RECORD EXCERPTS:
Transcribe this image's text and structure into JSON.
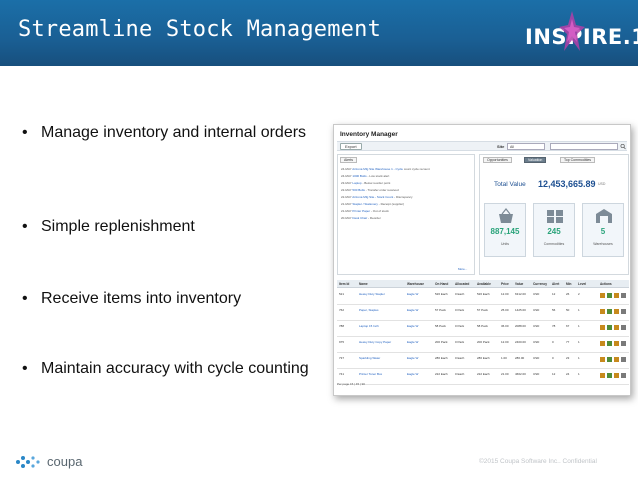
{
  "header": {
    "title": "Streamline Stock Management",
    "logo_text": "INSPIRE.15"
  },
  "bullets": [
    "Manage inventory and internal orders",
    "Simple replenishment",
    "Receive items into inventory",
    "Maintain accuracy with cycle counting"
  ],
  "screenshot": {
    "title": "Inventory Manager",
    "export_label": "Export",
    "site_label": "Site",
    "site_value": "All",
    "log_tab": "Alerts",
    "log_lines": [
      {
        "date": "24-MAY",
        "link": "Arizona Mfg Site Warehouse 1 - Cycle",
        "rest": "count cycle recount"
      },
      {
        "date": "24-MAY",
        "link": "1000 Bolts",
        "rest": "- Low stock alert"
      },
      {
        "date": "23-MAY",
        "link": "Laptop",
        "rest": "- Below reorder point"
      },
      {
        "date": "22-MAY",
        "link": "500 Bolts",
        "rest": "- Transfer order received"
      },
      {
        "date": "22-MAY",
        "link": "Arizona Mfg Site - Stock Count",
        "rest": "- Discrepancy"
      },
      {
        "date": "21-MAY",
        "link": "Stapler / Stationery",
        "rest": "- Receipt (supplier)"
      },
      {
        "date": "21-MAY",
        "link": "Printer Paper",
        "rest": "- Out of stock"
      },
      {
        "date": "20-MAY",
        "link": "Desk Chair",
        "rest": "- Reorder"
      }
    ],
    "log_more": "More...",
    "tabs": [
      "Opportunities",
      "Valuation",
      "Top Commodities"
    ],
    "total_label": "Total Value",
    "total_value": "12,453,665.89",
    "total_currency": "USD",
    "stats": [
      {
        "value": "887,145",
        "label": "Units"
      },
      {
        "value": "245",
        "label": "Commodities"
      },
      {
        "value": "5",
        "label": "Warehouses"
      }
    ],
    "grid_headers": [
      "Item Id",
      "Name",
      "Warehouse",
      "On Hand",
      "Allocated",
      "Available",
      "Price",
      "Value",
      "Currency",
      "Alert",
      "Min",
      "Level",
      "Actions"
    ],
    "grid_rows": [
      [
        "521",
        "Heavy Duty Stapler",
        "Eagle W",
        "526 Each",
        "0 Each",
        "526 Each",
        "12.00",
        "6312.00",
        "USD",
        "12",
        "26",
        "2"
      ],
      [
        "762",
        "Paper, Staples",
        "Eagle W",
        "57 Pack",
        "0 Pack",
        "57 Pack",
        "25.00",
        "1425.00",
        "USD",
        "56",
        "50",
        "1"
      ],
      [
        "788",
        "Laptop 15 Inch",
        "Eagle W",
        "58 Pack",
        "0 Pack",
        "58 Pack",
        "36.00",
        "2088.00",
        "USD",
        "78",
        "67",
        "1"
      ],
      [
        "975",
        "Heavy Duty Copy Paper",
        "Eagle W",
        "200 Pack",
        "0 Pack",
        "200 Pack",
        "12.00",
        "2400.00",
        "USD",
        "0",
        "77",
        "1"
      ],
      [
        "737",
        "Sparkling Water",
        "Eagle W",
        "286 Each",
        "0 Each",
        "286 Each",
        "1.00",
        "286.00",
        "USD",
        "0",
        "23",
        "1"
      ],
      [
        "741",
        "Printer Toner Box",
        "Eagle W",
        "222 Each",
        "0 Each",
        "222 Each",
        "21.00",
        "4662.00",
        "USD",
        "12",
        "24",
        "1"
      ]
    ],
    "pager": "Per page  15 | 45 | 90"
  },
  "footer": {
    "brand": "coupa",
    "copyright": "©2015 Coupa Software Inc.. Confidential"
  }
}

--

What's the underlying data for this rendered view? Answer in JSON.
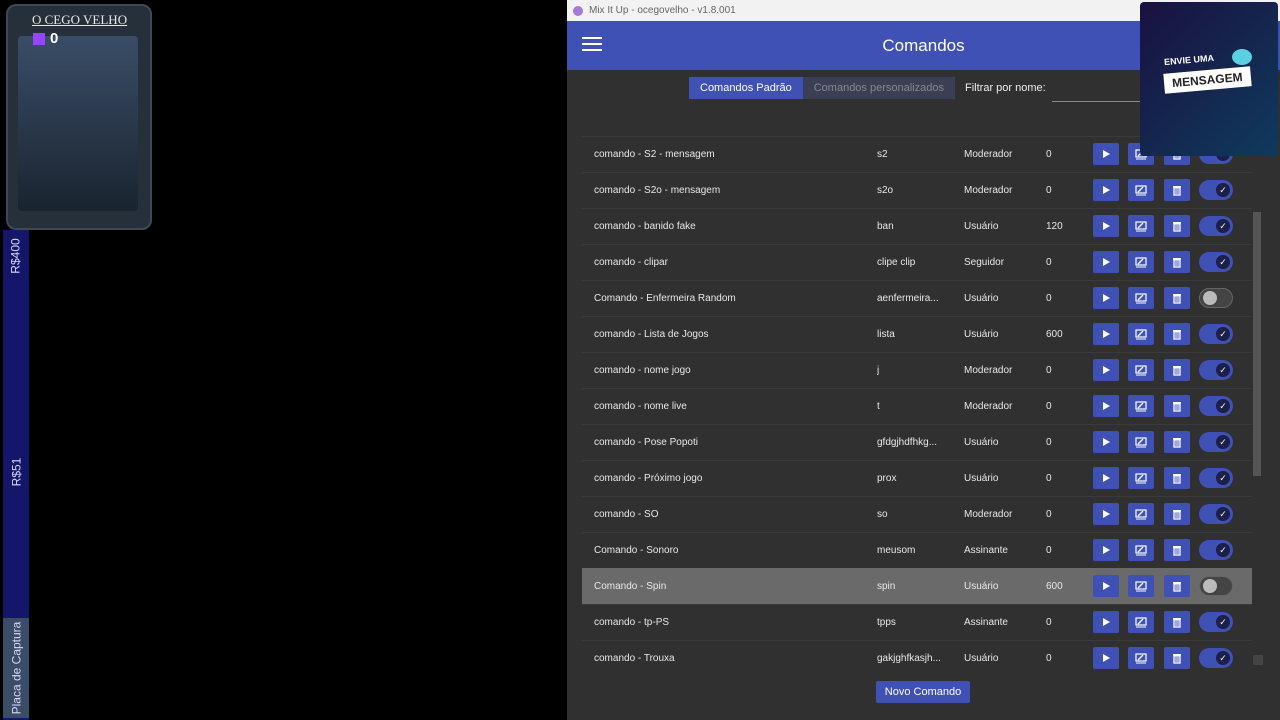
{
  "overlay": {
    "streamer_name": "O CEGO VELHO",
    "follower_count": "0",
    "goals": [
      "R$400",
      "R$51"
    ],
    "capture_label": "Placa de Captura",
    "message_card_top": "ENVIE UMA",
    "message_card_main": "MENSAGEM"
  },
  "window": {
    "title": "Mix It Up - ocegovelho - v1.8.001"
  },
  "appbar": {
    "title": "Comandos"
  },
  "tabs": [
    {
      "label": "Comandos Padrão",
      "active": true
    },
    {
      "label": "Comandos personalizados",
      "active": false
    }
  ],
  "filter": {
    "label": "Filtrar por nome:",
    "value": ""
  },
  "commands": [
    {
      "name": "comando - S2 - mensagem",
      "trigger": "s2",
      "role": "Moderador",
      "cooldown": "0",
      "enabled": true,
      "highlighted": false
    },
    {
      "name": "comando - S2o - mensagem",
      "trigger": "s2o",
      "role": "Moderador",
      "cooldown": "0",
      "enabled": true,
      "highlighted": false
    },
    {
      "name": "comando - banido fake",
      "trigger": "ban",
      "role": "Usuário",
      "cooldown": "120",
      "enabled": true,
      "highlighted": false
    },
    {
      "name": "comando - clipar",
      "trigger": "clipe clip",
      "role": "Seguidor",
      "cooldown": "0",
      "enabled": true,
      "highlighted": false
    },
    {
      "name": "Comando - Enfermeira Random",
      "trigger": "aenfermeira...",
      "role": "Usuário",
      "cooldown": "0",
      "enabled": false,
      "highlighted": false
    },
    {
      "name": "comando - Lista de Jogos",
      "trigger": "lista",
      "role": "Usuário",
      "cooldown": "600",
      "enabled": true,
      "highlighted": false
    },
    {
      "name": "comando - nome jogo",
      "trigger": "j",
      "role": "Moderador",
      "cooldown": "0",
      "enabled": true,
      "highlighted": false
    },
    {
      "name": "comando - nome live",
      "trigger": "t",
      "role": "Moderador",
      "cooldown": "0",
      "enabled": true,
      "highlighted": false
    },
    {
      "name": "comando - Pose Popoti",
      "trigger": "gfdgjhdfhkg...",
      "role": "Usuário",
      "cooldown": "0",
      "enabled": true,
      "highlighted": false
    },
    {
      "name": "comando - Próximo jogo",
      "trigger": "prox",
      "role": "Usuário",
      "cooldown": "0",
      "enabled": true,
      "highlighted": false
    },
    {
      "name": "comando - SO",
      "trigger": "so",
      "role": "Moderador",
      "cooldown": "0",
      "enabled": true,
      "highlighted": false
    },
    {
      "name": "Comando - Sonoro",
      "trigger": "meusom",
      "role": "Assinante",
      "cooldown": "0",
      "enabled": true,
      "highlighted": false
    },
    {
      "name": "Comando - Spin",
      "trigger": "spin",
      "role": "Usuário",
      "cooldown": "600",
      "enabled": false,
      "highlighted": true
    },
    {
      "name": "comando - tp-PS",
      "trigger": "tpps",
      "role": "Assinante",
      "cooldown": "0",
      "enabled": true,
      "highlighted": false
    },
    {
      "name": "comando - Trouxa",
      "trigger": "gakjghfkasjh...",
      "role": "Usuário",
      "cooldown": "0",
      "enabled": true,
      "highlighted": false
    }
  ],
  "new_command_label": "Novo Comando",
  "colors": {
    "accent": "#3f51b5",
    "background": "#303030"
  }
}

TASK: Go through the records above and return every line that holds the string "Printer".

RESULT OF THE EXERCISE:
        "link": "Printer Paper",
        "Printer Toner Box",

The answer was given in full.